And a quick question to our host, sir. Do you support the U.S. military action in Afghanistan, which President Bush says could last one or two years?
PRESIDENT BUSH: First, I spent some time explaining to the President of my determination to bring people to justice that murdered our citizens. And I told the President that our nation will do what it takes to bring them to justice, no matter how long it takes. And, Ron, I don't know the time, but I do know the desire.
And secondly, I explained to the President that we will hold people accountable who harbor terrorists. And that's exactly what we're doing.
I will not comment upon military operations. I made it very clear from the outset of this campaign that I will not respond to rumors and information that seeps into the public consciousness, for fear of disrupting the operations that are taking place. But let me reiterate what I've told the American people and the world. We will use whatever means are necessary to achieve our objective.
Thirdly, I do not have a direct -- I don't have knowledge of a direct link of the anthrax incidents to the enemy. But I wouldn't put it past them. These are evil people and the deeds that have been conducted on the American people are evil deeds. And anybody who would mail anthrax letters, trying to affect the lives of innocent people, is evil.
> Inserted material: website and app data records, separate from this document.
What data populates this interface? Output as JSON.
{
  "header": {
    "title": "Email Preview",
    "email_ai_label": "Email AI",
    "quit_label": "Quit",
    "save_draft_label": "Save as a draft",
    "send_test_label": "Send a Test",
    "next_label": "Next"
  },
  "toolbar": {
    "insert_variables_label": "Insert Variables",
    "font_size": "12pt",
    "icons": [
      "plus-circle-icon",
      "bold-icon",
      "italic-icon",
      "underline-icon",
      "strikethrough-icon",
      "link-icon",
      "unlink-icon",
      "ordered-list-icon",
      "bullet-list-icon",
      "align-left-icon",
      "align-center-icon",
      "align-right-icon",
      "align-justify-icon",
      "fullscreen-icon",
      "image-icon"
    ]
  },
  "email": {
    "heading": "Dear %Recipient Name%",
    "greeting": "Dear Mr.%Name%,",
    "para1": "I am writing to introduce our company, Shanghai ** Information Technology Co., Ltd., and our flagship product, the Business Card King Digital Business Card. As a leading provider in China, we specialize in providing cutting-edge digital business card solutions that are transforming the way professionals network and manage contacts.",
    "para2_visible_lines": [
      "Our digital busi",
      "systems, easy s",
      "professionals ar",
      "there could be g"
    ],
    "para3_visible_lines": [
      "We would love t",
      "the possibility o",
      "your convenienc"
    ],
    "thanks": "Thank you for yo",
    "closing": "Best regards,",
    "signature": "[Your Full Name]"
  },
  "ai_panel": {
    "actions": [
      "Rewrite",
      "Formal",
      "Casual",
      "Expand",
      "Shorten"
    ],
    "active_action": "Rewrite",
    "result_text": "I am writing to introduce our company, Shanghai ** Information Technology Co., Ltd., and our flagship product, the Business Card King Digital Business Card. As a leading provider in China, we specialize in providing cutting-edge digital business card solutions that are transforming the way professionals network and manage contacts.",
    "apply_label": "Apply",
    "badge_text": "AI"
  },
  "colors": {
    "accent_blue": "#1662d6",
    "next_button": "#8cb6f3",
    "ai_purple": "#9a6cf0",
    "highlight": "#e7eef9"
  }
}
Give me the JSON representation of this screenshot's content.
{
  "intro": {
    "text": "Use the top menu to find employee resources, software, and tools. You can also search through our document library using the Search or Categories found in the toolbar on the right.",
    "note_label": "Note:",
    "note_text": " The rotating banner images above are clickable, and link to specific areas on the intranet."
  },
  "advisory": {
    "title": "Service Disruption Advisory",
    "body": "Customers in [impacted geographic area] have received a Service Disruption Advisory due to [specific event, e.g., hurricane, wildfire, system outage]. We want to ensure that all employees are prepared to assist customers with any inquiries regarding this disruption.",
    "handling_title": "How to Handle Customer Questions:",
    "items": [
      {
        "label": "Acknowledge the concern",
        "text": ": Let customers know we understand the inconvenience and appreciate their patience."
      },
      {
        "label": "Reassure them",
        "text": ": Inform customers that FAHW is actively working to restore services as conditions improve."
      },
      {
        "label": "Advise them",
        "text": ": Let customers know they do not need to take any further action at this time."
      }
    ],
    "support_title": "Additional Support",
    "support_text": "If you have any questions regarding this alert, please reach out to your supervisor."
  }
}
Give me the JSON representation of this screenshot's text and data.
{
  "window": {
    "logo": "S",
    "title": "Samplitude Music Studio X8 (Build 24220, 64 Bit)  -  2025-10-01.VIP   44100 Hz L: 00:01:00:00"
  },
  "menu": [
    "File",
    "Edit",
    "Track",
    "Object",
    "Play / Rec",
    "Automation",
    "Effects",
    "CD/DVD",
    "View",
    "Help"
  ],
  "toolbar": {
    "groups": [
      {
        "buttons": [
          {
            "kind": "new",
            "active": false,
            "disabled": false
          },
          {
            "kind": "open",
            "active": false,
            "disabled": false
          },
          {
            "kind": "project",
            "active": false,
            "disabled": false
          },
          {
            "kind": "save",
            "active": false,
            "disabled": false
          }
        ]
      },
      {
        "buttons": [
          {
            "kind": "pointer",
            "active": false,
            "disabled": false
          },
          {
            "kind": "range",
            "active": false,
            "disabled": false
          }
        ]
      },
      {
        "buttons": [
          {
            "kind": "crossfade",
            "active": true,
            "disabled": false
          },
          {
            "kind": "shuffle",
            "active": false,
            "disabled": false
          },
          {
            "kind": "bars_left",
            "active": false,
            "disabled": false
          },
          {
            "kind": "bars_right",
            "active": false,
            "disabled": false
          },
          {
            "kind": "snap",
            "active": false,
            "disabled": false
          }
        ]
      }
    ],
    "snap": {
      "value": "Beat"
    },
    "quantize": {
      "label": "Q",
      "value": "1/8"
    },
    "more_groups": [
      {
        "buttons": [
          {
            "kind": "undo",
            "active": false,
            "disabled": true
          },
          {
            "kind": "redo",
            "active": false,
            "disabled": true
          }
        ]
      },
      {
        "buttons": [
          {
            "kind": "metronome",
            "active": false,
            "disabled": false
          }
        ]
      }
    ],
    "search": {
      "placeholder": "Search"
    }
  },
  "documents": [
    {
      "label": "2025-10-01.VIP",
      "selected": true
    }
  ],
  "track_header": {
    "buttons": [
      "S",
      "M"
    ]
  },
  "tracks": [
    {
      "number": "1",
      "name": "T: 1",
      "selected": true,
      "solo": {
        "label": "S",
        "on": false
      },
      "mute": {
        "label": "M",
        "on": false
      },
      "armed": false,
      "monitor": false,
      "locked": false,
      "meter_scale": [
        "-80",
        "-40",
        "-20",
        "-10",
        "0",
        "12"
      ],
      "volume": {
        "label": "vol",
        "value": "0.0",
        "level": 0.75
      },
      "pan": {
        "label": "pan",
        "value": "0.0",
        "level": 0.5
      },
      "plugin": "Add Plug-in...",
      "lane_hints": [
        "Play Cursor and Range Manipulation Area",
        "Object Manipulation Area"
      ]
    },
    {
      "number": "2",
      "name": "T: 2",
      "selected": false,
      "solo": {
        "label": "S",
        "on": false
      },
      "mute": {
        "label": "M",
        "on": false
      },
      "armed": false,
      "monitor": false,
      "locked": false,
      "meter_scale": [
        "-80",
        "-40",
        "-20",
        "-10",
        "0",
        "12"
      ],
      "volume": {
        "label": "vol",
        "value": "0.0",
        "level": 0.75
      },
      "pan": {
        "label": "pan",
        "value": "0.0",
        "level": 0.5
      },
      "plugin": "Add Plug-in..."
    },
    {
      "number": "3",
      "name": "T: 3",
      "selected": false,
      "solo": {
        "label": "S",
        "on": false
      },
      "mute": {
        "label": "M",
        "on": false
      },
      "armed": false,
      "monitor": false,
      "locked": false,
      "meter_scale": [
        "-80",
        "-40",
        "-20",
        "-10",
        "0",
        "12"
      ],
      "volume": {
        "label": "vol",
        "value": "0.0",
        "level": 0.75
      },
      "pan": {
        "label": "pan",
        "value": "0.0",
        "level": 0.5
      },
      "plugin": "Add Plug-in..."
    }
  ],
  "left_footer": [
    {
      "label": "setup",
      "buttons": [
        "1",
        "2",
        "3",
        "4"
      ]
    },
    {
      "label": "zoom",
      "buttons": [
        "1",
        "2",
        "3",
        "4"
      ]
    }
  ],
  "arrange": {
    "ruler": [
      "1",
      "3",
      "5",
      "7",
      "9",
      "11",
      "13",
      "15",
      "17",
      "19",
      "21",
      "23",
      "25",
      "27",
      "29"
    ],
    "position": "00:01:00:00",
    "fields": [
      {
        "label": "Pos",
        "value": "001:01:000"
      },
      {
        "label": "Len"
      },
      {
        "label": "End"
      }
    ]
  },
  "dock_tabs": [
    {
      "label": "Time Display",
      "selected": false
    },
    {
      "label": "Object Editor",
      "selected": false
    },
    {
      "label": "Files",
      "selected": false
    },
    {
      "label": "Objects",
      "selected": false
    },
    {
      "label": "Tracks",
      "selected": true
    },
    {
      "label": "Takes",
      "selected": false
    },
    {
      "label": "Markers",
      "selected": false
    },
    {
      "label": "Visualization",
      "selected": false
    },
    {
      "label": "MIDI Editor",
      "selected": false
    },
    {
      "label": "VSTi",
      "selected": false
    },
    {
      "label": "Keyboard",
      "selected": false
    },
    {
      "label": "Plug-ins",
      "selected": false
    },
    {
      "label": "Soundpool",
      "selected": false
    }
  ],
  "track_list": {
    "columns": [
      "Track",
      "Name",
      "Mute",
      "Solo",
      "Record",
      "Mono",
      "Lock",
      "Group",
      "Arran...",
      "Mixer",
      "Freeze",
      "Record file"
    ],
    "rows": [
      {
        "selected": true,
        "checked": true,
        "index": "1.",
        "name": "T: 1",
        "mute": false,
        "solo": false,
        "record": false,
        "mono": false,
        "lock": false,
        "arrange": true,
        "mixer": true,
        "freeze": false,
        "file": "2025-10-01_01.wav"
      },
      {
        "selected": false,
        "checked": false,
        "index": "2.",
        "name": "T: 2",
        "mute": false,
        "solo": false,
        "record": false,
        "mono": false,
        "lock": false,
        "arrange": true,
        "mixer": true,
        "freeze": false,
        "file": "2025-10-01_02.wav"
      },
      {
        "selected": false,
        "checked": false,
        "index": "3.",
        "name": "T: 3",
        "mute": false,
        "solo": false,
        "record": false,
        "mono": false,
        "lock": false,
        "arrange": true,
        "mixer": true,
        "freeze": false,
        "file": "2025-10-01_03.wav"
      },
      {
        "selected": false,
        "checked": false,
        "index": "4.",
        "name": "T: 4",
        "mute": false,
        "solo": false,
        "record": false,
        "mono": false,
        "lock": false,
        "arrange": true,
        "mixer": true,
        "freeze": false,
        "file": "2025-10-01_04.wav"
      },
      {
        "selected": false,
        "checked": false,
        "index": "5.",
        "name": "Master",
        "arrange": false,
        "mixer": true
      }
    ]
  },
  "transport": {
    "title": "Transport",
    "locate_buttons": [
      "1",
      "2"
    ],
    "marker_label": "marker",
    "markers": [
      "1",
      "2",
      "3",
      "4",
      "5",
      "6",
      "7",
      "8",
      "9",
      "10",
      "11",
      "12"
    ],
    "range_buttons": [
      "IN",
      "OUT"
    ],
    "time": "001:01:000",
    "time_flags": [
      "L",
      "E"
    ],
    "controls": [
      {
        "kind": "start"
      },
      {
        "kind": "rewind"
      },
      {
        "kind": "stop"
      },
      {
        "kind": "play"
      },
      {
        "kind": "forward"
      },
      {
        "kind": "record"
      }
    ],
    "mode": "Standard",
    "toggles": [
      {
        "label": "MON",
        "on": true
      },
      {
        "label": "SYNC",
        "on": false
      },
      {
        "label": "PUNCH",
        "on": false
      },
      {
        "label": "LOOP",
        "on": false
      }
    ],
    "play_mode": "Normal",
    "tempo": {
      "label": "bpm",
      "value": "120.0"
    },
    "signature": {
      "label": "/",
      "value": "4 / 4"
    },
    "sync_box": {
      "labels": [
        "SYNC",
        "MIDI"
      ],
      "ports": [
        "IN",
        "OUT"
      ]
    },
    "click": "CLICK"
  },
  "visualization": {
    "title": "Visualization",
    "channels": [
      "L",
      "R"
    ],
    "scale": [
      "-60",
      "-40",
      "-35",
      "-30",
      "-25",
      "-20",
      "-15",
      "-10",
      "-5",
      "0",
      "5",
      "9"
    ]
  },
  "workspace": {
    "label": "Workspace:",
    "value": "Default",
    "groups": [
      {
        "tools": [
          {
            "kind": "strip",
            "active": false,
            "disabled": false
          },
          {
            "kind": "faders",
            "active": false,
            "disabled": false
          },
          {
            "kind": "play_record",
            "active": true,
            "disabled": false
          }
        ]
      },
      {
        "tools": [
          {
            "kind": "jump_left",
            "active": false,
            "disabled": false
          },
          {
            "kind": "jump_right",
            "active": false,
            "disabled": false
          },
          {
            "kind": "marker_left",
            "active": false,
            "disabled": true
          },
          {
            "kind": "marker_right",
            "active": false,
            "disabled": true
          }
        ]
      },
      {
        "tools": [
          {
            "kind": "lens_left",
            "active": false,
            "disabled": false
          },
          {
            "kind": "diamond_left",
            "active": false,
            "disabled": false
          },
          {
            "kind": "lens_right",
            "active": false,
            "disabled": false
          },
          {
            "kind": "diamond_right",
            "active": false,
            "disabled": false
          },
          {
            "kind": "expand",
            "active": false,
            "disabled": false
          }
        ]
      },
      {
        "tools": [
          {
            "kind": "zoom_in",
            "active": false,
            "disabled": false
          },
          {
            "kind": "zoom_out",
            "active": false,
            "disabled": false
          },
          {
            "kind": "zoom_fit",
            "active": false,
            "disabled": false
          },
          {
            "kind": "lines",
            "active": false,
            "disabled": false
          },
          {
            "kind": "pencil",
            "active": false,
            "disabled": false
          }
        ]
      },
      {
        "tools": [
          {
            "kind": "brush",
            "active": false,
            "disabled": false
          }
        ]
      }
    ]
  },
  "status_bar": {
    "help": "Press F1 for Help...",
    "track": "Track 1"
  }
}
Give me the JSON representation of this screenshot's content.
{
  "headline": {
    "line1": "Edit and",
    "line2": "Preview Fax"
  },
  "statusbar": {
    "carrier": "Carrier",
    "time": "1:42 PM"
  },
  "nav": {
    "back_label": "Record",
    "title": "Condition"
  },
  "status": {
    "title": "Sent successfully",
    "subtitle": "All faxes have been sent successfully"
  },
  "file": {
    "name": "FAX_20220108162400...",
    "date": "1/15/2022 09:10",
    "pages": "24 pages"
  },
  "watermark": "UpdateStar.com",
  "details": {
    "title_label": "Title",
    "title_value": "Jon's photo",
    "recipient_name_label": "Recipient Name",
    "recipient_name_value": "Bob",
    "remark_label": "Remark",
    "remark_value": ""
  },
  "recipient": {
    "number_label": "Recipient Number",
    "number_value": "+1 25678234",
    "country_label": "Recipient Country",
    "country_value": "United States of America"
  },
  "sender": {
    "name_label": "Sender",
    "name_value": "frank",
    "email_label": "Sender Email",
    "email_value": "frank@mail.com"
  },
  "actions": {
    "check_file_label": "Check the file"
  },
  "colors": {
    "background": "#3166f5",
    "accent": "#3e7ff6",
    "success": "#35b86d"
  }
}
And I want to say this as clearly as I can, that anybody in America who will use this opportunity to threaten our citizens, will think it's funny as a hoax to put out some kind of threat, will be held accountable and will be prosecuted.
Now is the time in America -- now is the time -- for us to stand up against terror, and for American citizens to unite against terror. And we're looking, we're on the search to find out who's conducting these evil acts.
I'm also pleased that the government is responding very quickly, that people who have been exposed to anthrax are getting the necessary treatments. I think it's very important for people of all the world to understand that if anthrax -- if people are exposed to anthrax, there is a treatment for it. And it's very important for all our governments to react and respond as quickly as possible to make sure the citizens who get exposed receive the necessary antibiotics. And we're doing that in America.
And the American people also have got to understand that we will make sure that there is ample supplies, as we deal with this evil act, that we'll make sure there's ample supplies available for the American people.
(President Bush's comments translated.)
PRESIDENT BUSH: Couldn't have said it any better. (Laughter.)
PRESIDENT JIANG: In my discussion with President Bush this morning, I've made clear that we are opposed to terrorism of all forms. And what we have done in the past has shown this attitude of ours very clearly. We hope that anti-terrorism efforts can have clearly defined targets. And efforts should hit accurately, and also avoid innocent casualties. And what is more, the role of the United Nations should be brought into full play.
I'd also like to make a comment on anthrax. I've also heard about it. And I think with regard to this problem, all countries should take a unanimous stand, because it's a public hazard. We should all unite and work to prevent it from spreading any further.
That's the end of the press conference. Thank you.